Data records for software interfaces
####################

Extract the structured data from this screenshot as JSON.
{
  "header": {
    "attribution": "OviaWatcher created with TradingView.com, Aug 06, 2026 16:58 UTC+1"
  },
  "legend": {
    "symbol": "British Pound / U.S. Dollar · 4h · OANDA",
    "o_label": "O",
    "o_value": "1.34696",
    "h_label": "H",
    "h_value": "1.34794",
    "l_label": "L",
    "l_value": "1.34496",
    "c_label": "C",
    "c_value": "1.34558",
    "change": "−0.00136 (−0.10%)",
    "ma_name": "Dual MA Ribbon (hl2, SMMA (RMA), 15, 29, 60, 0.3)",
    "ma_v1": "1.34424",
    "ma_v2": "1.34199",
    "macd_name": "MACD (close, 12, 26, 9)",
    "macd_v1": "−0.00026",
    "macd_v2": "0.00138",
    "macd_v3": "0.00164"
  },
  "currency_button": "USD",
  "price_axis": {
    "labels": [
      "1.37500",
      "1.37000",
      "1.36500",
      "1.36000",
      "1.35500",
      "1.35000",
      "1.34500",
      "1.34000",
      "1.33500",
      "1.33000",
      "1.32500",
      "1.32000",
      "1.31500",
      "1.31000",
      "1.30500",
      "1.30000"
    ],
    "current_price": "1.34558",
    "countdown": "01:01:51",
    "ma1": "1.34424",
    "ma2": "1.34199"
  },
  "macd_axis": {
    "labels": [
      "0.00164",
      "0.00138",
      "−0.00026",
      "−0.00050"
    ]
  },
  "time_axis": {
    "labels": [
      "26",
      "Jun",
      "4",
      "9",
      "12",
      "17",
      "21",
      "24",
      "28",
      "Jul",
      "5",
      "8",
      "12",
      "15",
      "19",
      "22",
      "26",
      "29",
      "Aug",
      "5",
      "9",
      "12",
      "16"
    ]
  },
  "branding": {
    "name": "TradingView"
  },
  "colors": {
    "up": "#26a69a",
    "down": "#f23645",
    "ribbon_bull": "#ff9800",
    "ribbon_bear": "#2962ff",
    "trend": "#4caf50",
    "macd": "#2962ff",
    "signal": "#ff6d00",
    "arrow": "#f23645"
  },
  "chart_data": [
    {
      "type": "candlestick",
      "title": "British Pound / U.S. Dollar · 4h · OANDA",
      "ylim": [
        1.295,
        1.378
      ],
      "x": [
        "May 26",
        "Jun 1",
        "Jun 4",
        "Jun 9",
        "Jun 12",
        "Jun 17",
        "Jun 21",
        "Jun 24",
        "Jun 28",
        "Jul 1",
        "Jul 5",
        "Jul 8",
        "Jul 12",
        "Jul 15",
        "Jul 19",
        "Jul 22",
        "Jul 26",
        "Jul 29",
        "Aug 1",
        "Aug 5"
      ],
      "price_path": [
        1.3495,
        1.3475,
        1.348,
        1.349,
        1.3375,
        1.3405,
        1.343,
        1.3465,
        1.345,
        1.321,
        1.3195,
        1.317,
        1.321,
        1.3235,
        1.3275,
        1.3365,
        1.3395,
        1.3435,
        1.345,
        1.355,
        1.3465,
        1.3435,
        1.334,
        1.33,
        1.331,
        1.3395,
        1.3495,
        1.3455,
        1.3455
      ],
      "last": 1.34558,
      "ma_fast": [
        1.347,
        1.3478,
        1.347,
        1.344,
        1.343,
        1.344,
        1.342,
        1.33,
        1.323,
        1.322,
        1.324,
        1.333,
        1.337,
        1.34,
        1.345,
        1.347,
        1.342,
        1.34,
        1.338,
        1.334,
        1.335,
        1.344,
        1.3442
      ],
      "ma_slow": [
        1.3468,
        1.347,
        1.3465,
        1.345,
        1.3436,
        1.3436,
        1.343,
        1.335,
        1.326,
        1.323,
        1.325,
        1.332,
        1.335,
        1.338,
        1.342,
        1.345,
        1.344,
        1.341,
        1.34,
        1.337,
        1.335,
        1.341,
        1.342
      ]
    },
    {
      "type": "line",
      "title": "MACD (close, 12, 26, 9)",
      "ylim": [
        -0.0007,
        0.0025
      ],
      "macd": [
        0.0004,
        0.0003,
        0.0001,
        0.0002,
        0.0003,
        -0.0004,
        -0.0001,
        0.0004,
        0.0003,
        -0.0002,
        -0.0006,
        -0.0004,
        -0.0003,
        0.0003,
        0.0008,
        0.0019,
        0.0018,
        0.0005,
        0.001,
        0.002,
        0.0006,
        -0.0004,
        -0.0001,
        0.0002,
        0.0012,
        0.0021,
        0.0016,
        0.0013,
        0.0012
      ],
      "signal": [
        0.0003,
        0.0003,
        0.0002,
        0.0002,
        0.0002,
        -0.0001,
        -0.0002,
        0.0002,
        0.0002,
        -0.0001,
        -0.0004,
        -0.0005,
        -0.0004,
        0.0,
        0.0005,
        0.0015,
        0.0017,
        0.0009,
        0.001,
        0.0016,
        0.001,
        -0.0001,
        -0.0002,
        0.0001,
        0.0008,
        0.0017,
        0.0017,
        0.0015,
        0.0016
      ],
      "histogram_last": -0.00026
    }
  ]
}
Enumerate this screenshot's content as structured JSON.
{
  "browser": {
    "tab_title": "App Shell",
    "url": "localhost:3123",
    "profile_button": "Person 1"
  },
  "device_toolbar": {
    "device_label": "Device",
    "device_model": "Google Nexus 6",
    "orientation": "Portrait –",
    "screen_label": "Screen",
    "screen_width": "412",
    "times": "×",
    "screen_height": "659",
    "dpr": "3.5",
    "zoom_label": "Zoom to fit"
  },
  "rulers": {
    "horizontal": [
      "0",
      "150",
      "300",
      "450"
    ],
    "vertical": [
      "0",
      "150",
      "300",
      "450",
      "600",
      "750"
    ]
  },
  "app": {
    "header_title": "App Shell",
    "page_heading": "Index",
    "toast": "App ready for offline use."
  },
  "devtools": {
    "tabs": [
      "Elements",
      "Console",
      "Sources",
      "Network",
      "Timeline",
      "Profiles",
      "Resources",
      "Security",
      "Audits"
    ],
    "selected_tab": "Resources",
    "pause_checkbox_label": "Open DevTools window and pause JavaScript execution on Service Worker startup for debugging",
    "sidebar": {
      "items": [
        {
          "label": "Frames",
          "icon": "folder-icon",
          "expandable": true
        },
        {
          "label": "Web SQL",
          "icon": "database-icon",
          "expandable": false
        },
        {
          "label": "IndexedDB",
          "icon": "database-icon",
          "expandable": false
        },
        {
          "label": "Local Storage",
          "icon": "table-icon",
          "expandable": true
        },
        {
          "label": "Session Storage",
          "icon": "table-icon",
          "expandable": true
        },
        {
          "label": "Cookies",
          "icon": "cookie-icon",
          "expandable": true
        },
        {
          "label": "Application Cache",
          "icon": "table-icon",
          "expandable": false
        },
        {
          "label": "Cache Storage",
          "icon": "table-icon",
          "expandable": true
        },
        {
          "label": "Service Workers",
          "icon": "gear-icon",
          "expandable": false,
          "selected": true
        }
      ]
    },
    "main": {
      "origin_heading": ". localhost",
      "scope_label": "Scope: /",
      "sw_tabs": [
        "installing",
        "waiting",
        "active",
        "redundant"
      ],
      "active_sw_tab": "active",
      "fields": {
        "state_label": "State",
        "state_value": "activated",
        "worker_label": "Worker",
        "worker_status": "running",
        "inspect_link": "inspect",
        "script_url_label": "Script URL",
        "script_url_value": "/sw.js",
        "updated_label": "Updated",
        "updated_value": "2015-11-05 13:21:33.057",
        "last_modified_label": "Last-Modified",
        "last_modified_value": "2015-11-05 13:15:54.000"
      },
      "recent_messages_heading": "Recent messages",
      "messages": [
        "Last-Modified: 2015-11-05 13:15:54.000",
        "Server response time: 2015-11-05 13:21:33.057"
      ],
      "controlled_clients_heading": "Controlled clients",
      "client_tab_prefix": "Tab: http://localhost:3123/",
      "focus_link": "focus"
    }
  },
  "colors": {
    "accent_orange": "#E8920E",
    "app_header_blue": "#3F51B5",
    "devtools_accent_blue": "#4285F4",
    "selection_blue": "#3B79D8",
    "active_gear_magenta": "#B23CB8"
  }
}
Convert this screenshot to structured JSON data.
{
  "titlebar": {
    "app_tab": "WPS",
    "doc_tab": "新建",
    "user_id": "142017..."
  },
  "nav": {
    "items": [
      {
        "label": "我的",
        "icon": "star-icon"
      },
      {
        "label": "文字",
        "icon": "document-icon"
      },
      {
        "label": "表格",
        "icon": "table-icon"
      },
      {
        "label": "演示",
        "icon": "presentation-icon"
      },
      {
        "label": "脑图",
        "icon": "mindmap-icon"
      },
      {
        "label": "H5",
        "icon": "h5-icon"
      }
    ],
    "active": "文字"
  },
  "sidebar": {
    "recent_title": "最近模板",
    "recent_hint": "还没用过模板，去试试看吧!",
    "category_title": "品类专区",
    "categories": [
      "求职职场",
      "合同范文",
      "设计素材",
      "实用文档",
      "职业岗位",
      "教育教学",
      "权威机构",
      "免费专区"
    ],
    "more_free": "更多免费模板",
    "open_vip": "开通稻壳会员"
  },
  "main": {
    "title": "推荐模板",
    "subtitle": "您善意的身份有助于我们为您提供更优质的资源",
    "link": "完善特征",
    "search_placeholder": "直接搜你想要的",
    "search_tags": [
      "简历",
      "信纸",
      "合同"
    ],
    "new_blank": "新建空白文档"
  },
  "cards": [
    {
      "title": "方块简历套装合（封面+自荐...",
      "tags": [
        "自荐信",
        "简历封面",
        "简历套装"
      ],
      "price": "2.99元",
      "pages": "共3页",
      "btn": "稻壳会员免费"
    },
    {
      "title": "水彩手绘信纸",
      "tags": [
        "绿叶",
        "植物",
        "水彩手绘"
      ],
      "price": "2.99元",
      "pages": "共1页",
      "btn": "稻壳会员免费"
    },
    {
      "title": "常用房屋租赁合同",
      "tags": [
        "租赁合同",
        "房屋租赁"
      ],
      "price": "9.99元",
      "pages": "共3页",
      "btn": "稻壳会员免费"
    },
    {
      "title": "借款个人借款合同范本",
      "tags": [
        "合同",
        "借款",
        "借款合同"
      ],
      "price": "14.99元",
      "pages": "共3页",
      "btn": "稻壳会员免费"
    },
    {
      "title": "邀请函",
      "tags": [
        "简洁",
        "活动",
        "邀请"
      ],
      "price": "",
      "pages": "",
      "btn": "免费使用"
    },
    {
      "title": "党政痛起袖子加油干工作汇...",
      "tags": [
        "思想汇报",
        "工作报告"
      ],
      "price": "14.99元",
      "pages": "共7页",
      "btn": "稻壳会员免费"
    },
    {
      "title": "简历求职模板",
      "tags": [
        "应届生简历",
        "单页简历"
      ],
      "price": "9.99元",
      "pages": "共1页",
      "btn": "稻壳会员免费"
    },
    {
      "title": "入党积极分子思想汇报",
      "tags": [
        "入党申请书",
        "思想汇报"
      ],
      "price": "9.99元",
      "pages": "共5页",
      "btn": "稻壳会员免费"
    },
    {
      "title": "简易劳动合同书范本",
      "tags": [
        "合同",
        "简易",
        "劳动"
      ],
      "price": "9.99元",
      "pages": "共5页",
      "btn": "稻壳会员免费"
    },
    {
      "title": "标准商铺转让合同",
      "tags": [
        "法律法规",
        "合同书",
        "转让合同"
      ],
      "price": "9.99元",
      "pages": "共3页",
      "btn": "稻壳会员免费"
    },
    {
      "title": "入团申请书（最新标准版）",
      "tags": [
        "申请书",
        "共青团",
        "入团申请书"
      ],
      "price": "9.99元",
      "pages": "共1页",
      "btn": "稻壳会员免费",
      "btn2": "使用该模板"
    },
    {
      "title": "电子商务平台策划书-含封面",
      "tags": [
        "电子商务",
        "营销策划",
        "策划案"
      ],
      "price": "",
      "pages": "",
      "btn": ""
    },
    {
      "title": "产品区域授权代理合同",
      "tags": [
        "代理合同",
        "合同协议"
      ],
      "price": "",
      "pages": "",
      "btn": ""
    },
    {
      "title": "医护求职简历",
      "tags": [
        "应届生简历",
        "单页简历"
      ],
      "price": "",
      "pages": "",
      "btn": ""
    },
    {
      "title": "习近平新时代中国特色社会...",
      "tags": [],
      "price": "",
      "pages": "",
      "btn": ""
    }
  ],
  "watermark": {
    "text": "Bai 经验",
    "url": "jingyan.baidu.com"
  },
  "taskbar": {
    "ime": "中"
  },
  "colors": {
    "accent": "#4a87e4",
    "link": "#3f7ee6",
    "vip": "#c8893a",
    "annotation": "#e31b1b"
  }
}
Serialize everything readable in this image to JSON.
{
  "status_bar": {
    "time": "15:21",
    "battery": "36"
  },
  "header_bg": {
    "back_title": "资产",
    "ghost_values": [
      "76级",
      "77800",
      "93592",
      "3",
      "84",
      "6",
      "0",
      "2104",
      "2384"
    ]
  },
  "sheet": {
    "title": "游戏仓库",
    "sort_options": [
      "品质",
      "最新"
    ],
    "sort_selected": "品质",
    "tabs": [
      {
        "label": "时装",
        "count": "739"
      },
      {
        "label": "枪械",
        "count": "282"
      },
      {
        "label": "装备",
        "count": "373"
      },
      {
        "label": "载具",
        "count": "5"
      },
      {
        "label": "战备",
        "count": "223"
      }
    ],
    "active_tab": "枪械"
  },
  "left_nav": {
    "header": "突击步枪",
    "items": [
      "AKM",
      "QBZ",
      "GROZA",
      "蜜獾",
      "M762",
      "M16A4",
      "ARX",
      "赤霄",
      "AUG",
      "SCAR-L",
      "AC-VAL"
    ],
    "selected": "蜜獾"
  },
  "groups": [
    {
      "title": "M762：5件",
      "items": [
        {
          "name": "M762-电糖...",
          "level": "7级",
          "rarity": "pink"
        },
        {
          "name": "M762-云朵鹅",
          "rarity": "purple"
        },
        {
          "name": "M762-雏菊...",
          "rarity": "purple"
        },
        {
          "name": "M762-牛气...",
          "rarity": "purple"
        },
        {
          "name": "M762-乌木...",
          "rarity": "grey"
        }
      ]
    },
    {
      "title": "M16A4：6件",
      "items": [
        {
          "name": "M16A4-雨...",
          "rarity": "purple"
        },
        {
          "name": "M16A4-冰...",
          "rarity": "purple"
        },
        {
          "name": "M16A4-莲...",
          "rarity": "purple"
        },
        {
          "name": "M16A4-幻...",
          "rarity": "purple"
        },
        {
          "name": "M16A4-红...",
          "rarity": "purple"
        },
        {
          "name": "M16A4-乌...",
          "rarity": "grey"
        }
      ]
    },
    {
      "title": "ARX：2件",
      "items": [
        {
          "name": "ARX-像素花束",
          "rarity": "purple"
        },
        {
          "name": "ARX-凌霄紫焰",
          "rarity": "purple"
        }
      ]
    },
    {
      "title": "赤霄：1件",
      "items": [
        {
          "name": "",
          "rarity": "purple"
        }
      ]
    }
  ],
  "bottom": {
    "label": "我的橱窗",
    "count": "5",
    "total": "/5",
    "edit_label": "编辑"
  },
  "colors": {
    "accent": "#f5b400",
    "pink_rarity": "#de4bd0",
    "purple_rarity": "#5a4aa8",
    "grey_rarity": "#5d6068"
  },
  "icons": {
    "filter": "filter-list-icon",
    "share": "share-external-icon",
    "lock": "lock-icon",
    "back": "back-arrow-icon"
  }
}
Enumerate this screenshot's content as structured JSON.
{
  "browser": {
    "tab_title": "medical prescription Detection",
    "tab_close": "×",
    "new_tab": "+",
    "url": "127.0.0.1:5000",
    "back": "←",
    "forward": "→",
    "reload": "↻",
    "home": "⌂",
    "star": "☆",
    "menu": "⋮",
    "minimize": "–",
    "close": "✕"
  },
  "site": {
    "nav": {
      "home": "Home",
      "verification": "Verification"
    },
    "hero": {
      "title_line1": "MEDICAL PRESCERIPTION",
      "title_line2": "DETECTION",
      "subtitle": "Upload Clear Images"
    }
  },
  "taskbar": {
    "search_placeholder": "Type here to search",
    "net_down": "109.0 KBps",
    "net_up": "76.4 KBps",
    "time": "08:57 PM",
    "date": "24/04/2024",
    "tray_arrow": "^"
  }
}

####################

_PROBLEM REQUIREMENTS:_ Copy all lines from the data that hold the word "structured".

_RESULT:_
Extract the structured data from this screenshot as JSON.
Enumerate this screenshot's content as structured JSON.
Convert this screenshot to structured JSON data.
Enumerate this screenshot's content as structured JSON.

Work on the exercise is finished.